Yet as the capability of these vehicles continues to evolve, the stakes are being raised in turn. “As these cars get faster, safety is being scrutinized more and more,” said Martinez. “I think there are very few manufacturers of aftermarket roll cages that have any sort of roll-over protection certification right now.”
The Road Ahead
While the horsepower levels are now starting to plateau after years of significant increases, the evolution of UTV racing is far from over. “The progression of power is starting to calm down a bit,” said Reed. “I think the fight now is for durability, and the transmission is a big part of that. Belts continue to be an issue, so I think the next big change is going to be moving away from belts entirely. I wouldn’t be surprised if the next big, bad vehicle from Polaris or Can-Am came with a dual-clutch transmission rather than a CVT.”
He also expects to see more manufacturers lean toward vehicle offerings with a semblance of race tuning, but only to a manageable degree.
“I think it’s about refinement at this point: The differentials are going to get more durable, driveshafts are going to be stronger, axles are going to be beefed up. People are running King of the Hammers on 35-inch tires with these things.
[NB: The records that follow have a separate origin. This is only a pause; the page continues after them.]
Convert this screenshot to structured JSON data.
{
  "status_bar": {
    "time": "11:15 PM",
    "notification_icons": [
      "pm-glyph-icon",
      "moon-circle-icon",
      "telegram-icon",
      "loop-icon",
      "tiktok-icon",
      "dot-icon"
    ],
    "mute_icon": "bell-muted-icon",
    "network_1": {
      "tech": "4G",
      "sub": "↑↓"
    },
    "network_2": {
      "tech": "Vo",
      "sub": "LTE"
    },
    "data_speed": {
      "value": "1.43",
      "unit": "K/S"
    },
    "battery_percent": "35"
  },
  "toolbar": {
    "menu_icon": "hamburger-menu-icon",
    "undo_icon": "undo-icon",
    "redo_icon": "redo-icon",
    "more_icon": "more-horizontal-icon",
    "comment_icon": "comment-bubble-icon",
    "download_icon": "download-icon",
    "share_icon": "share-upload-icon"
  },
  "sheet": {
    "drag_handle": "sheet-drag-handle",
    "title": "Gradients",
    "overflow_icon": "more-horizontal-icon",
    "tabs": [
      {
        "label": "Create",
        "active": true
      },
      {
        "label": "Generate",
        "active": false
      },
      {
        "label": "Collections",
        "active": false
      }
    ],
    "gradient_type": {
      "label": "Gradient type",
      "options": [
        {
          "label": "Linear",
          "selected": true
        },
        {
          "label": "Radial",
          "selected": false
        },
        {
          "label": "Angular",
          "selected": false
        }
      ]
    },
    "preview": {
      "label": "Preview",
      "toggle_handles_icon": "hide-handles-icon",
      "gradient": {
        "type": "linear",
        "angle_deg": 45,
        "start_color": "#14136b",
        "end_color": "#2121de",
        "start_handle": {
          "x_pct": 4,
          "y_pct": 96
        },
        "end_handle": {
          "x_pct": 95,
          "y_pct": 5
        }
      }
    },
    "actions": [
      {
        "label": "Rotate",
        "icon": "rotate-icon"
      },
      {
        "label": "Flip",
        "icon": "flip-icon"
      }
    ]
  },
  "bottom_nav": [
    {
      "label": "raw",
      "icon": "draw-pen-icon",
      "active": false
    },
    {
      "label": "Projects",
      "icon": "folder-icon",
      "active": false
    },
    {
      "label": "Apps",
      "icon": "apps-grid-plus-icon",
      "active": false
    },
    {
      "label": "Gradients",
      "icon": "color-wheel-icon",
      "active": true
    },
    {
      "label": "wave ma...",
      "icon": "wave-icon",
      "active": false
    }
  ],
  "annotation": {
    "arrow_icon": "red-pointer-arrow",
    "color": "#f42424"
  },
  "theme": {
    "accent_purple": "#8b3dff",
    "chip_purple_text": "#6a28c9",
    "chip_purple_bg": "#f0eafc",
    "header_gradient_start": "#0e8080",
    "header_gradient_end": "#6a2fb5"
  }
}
The spindles, hubs and bearings were never designed to have that much mass and leverage on those components. But while these manufacturers built their cars with racing in mind because that’s a key marketing element for them, they can’t build race-specific vehicles. They need to be able to sell these vehicles to a wider audience,” Reed added.
Meanwhile, Smith sees big improvements coming on the technological side of the suspension systems, “things like live valve shock systems and terrain-following adaptive systems. Whoever can get behind the tech side of things is going to have a major advantage. It requires a major investment, but it’s where things are going. I think that might be difficult for some of the smaller UTV businesses to do, but I could imagine a larger company like Holley Performance venturing into that space.
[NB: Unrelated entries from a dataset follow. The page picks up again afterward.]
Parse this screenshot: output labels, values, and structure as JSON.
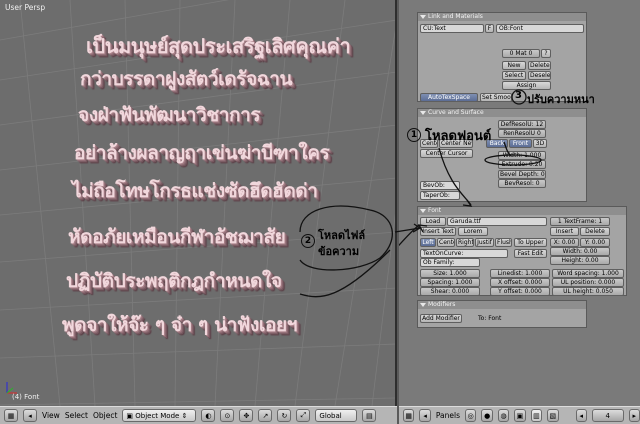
{
  "viewport": {
    "label": "User Persp",
    "footer": "(4) Font",
    "thai_lines": [
      "เป็นมนุษย์สุดประเสริฐเลิศคุณค่า",
      "กว่าบรรดาฝูงสัตว์เดรัจฉาน",
      "จงฝ่าฟันพัฒนาวิชาการ",
      "อย่าล้างผลาญฤาเข่นฆ่าบีฑาใคร",
      "ไม่ถือโทษโกรธแช่งซัดฮึดฮัดด่า",
      "หัดอภัยเหมือนกีฬาอัชฌาสัย",
      "ปฏิบัติประพฤติกฎกำหนดใจ",
      "พูดจาให้จ๊ะ ๆ จ๋า ๆ น่าฟังเอยฯ"
    ]
  },
  "header_left": {
    "menus": [
      "View",
      "Select",
      "Object"
    ],
    "mode": "Object Mode",
    "pivot": "Global"
  },
  "header_right": {
    "panels_label": "Panels",
    "frame": "4"
  },
  "link_materials": {
    "title": "Link and Materials",
    "cu_text": "CU:Text",
    "f_btn": "F",
    "ob_font": "OB:Font",
    "mat": "0 Mat 0",
    "q": "?",
    "new": "New",
    "delete": "Delete",
    "select": "Select",
    "deselect": "Deselect",
    "assign": "Assign",
    "autotex": "AutoTexSpace",
    "set_smooth": "Set Smoot"
  },
  "curve_surface": {
    "title": "Curve and Surface",
    "defresolu": "DefResolU: 12",
    "renresolu": "RenResolU 0",
    "back": "Back",
    "front": "Front",
    "three_d": "3D",
    "width": "Width: 1.000",
    "extrude": "Extrude: 0.20",
    "bevel_depth": "Bevel Depth: 0.000",
    "bevresol": "BevResol: 0",
    "bevob": "BevOb:",
    "taperob": "TaperOb:",
    "center": "Center",
    "center_new": "Center New",
    "center_cursor": "Center Cursor"
  },
  "font": {
    "title": "Font",
    "load": "Load",
    "font_name": "Garuda.ttf",
    "insert_text": "Insert Text",
    "lorem": "Lorem",
    "textframe": "1 TextFrame: 1",
    "insert": "Insert",
    "delete": "Delete",
    "align": [
      "Left",
      "Cente",
      "Right",
      "Justif",
      "Flush"
    ],
    "to_upper": "To Upper",
    "x": "X: 0.00",
    "y": "Y: 0.00",
    "width": "Width: 0.00",
    "height": "Height: 0.00",
    "textoncurve": "TextOnCurve:",
    "fast_edit": "Fast Edit",
    "ob_family": "Ob Family:",
    "size": "Size: 1.000",
    "linedist": "Linedist: 1.000",
    "word_spacing": "Word spacing: 1.000",
    "spacing": "Spacing: 1.000",
    "x_offset": "X offset: 0.000",
    "ul_position": "UL position: 0.000",
    "shear": "Shear: 0.000",
    "y_offset": "Y offset: 0.000",
    "ul_height": "UL height: 0.050"
  },
  "modifiers": {
    "title": "Modifiers",
    "add_modifier": "Add Modifier",
    "to": "To: Font"
  },
  "annotations": {
    "n1": "1",
    "a1": "โหลดฟอนต์",
    "n2": "2",
    "a2_line1": "โหลดไฟล์",
    "a2_line2": "ข้อความ",
    "n3": "3",
    "a3": "ปรับความหนา"
  },
  "colors": {
    "viewport_bg": "#6d6d6d",
    "panel_bg": "#a4a4a4",
    "text_pink": "#f1d7dc",
    "active_blue": "#5c6d95"
  }
}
“Communications are also hugely important,” Smith continued. “Radios are a constant source of frustration for teams in endurance races due to range limits caused by the terrain. But satellite systems are getting more affordable every day, and an always-on connection can be the difference between a win and a DNF. For example, at the SCORE San Felipe 250, I think our satellite system was a crucial factor in our win. It’s an extremely rough race, and you do have to save the car to a degree. We had two or three close competitors, but rather than trying to over-drive them and break the car because we were unsure of where they were, our team was able to track their progress and could communicate that to me in the car so I could conserve it when their pace slowed down. After the race was over, the front differential went out while we were putting the car on the trailer.”
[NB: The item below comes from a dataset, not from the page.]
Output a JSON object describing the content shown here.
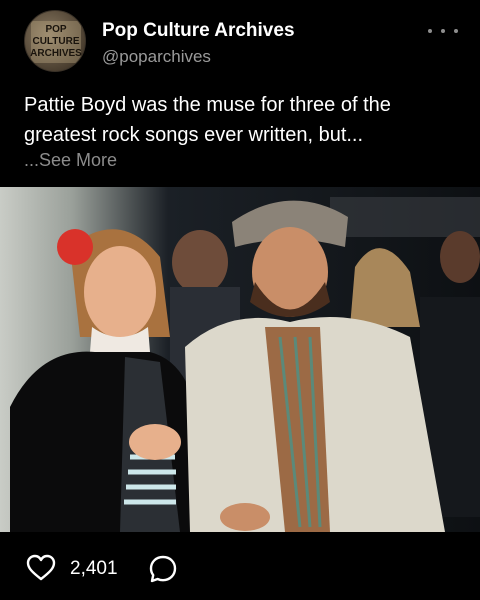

Regardless of what the future brings, one thing everyone can agree on is that the UTV craze shows no signs of slowing down. “For the most part I think that the ‘race on Sunday, sell on Monday’ philosophy remains true here,” said Martinez. “Granted, having that racer there to do part promotion and show that it works is very important, but the typical UTV buyer is still where the money is for these companies. Annual UTV sales are going great, and they’re only getting higher and higher. Right now, product availability is the biggest problem for most of these manufacturers.”
CT Race Worx
Team Alba Racing